SOURCE: sifynews.com – NDMA blames 50 years of bad planning for Delhi deluge
Listen to two planning experts give their view on the issue at livemint.com
Just to Clarify welcomes two guests. Professor Usha Raghupathi, from the National Institute of Urban Affairs, has a domain of expertise that includes urban development management, infrastructure and services, and urban reforms. A Srivatsan is a Chennai-based urban planning expert.
SOURCE: Livemint & WSJ – Why do the rains wreck Indian cities?
Ashley D’Mello of Times of India reprots
MUMBAI: The dream to re-mould the city and its surroundings into a cleaner, greener and a hi-tech metropolis is firming up with the state shortlisting 14 international firms out of 39 that had expressed interest in the project.
Among the consultants shortlisted are Jurong Consultants, Singapore, Lea International, Canada, Urbis, Dubai, Calthrope Associates USA, Groupe SCE,France, Gensler,USA, ILFS and Perkins Eastman, US, Arup Consultants with Domnique Perrault (France), Atonk International/Edsa, US, Buro Happold, London, Maxwan Arehelt, Rotterdam, GFB, Germany, and Consulting Engineering Services, India.
SOURCE: Times of India – 14 firms shortlisted for city makeover
Down To Earth magazine has published a great article by Yogesh Saaji & Jonathan Smulian (Wallace Roberts and Todd) about the urban renewal in Indian cities:
Contrasts in living standards in India make it imperative that urban planning ensures equitable distribution of employment avenues, housing and basic infrastructure. Affordable transport systems facilitating convenient access from homes to workplaces are as critical as educational, commercial, and recreational opportunities.
read the full article at the SOURCE: Down To Earth magazine – Rebuilding cities
Technorati Tags: india, wallace roberts & todd, cities, urban renewal, policy, infrastructure,

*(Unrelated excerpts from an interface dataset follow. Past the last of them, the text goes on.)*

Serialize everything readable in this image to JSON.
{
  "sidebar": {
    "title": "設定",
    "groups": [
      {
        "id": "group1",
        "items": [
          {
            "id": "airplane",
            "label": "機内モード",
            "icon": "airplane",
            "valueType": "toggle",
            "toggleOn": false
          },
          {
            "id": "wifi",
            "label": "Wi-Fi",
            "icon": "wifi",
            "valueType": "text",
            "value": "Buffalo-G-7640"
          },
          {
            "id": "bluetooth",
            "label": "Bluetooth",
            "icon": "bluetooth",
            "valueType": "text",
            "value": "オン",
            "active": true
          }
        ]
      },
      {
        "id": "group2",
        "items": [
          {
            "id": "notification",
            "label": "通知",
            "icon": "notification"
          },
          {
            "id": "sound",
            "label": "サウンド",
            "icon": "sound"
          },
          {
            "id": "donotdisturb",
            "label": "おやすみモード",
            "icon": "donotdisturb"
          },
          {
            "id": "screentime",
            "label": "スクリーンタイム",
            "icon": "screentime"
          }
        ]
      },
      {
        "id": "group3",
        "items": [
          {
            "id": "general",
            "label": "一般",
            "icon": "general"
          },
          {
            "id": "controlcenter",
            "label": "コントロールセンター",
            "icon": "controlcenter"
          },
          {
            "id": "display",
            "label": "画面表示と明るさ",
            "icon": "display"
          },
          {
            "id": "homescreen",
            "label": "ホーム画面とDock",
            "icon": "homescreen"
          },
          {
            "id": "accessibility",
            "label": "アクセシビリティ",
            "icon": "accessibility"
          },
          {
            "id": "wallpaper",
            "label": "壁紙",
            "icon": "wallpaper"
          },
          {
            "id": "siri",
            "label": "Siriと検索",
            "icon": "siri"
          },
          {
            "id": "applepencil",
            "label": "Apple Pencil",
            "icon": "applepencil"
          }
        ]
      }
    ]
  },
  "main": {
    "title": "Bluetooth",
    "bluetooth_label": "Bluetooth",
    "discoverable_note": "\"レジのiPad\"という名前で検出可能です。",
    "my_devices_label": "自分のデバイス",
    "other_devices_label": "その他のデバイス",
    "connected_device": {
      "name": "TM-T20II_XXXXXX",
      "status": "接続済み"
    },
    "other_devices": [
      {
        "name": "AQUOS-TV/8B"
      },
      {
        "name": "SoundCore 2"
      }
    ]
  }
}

Inspired by the 2005 floods, Dilip da Cunha and his wife, Anuradha Mathur, who teach design and landscape architecture at the University of Pennsylvania, have spent the last two and a half years studying Mumbai and its uneasy relationship with water. They recently released their findings and 12 proposals for making the city more resilient to floods in the form of a museum exhibit and a book, both titled “Soak: Mumbai in an Estuary.”
read the full article at the SOURCE: NYTimes.com – As Mumbai Spills Over, Floodwater Creeps Closer
Also visit the website Soak: Mumbai in an Estuary
Purchase the Book(USD$125) – Soak: Mumbai in an Estuary
NZ Herald News reports
“An Auckland engineering firm has won the contract to design a US$1.5 billion ($2.9 billion) Bangladesh bridge.
Maunsell AECOM NZ Newmarket office scored the job for the Padma Bridge, which is to be Bangladesh’s largest and connect the south-west region with the country’s capital Dhaka.”
[SOURCE: NZ Herald News - Auckland firm to design $3b bridge]
Technorati Tags: NZ Herald, Auckland, AECOM, Maunsell, India